▶ _THE PROBLEM_:
What lines below contain the string "från"? List them all.

▶ _SUPPLIED DATA_:

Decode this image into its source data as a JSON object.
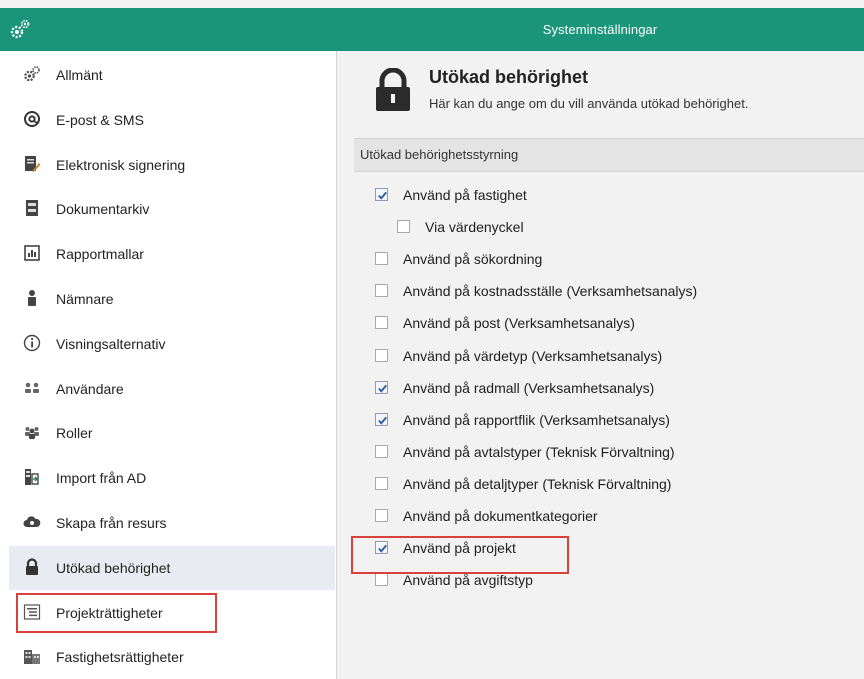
{
  "window": {
    "title": "Systeminställningar",
    "accent_color": "#1a9579",
    "app_icon": "gears-icon"
  },
  "sidebar": {
    "items": [
      {
        "label": "Allmänt",
        "icon": "gears-icon"
      },
      {
        "label": "E-post & SMS",
        "icon": "at-sign-icon"
      },
      {
        "label": "Elektronisk signering",
        "icon": "document-pen-icon"
      },
      {
        "label": "Dokumentarkiv",
        "icon": "archive-icon"
      },
      {
        "label": "Rapportmallar",
        "icon": "report-icon"
      },
      {
        "label": "Nämnare",
        "icon": "person-icon"
      },
      {
        "label": "Visningsalternativ",
        "icon": "info-icon"
      },
      {
        "label": "Användare",
        "icon": "users-icon"
      },
      {
        "label": "Roller",
        "icon": "roles-icon"
      },
      {
        "label": "Import från AD",
        "icon": "import-icon"
      },
      {
        "label": "Skapa från resurs",
        "icon": "cloud-icon"
      },
      {
        "label": "Utökad behörighet",
        "icon": "lock-icon",
        "selected": true
      },
      {
        "label": "Projekträttigheter",
        "icon": "project-list-icon",
        "highlighted": true
      },
      {
        "label": "Fastighetsrättigheter",
        "icon": "buildings-icon"
      }
    ]
  },
  "content": {
    "title": "Utökad behörighet",
    "description": "Här kan du ange om du vill använda utökad behörighet.",
    "section_label": "Utökad behörighetsstyrning",
    "options": [
      {
        "label": "Använd på fastighet",
        "checked": true
      },
      {
        "label": "Via värdenyckel",
        "checked": false,
        "indent": true
      },
      {
        "label": "Använd på sökordning",
        "checked": false
      },
      {
        "label": "Använd på kostnadsställe (Verksamhetsanalys)",
        "checked": false
      },
      {
        "label": "Använd på post (Verksamhetsanalys)",
        "checked": false
      },
      {
        "label": "Använd på värdetyp (Verksamhetsanalys)",
        "checked": false
      },
      {
        "label": "Använd på radmall (Verksamhetsanalys)",
        "checked": true
      },
      {
        "label": "Använd på rapportflik (Verksamhetsanalys)",
        "checked": true
      },
      {
        "label": "Använd på avtalstyper (Teknisk Förvaltning)",
        "checked": false
      },
      {
        "label": "Använd på detaljtyper (Teknisk Förvaltning)",
        "checked": false
      },
      {
        "label": "Använd på dokumentkategorier",
        "checked": false
      },
      {
        "label": "Använd på projekt",
        "checked": true,
        "highlighted": true
      },
      {
        "label": "Använd på avgiftstyp",
        "checked": false
      }
    ]
  },
  "colors": {
    "highlight": "#d9413a",
    "selected_row": "#e8ebf2",
    "check_mark": "#2d5c99"
  }
}
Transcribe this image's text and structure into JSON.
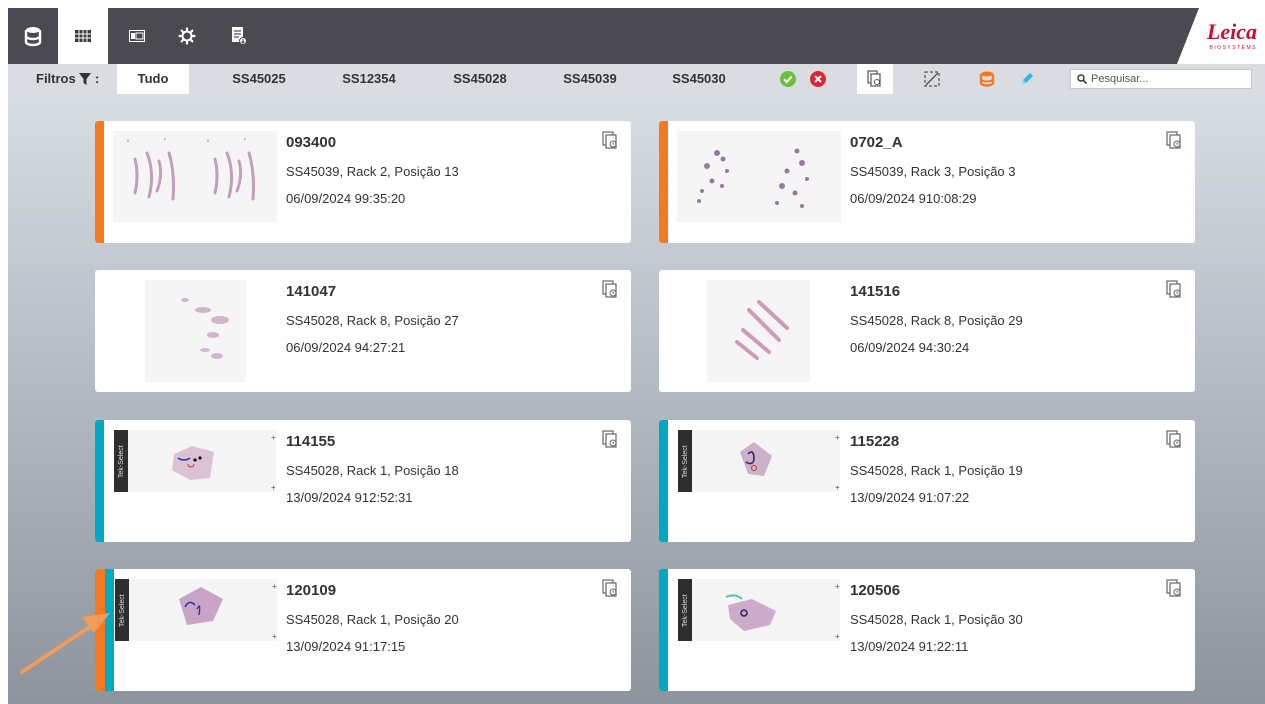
{
  "toolbar": {
    "buttons": [
      {
        "name": "specimen-icon"
      },
      {
        "name": "grid-view-icon",
        "active": true
      },
      {
        "name": "slide-view-icon"
      },
      {
        "name": "settings-icon"
      },
      {
        "name": "export-report-icon"
      }
    ],
    "logo": {
      "word": "Leica",
      "sub": "BIOSYSTEMS"
    }
  },
  "filters": {
    "label": "Filtros",
    "separator": ":",
    "tabs": [
      "Tudo",
      "SS45025",
      "SS12354",
      "SS45028",
      "SS45039",
      "SS45030"
    ],
    "status_icons": [
      "check-icon",
      "error-icon",
      "copy-status-icon",
      "no-capture-icon",
      "specimen-orange-icon",
      "edit-pen-icon"
    ],
    "search_placeholder": "Pesquisar..."
  },
  "colors": {
    "orange": "#f47920",
    "teal": "#00a8c3",
    "toolbar": "#4a4a50",
    "filterbar": "#d9dde2"
  },
  "cards": [
    {
      "name": "093400",
      "location": "SS45039, Rack 2, Posição 13",
      "timestamp": "06/09/2024 99:35:20",
      "stripes": [
        "orange"
      ]
    },
    {
      "name": "0702_A",
      "location": "SS45039, Rack 3, Posição 3",
      "timestamp": "06/09/2024 910:08:29",
      "stripes": [
        "orange"
      ]
    },
    {
      "name": "141047",
      "location": "SS45028, Rack 8, Posição 27",
      "timestamp": "06/09/2024 94:27:21",
      "stripes": []
    },
    {
      "name": "141516",
      "location": "SS45028, Rack 8, Posição 29",
      "timestamp": "06/09/2024 94:30:24",
      "stripes": []
    },
    {
      "name": "114155",
      "location": "SS45028, Rack 1, Posição 18",
      "timestamp": "13/09/2024 912:52:31",
      "stripes": [
        "teal"
      ]
    },
    {
      "name": "115228",
      "location": "SS45028, Rack 1, Posição 19",
      "timestamp": "13/09/2024 91:07:22",
      "stripes": [
        "teal"
      ]
    },
    {
      "name": "120109",
      "location": "SS45028, Rack 1, Posição 20",
      "timestamp": "13/09/2024 91:17:15",
      "stripes": [
        "orange",
        "teal"
      ]
    },
    {
      "name": "120506",
      "location": "SS45028, Rack 1, Posição 30",
      "timestamp": "13/09/2024 91:22:11",
      "stripes": [
        "teal"
      ]
    }
  ],
  "slide_label": {
    "text": "Tek-Select"
  }
}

▶ _SOLUTION TO THIS TASK_:
        "label": "Import från AD",
        "label": "Skapa från resurs",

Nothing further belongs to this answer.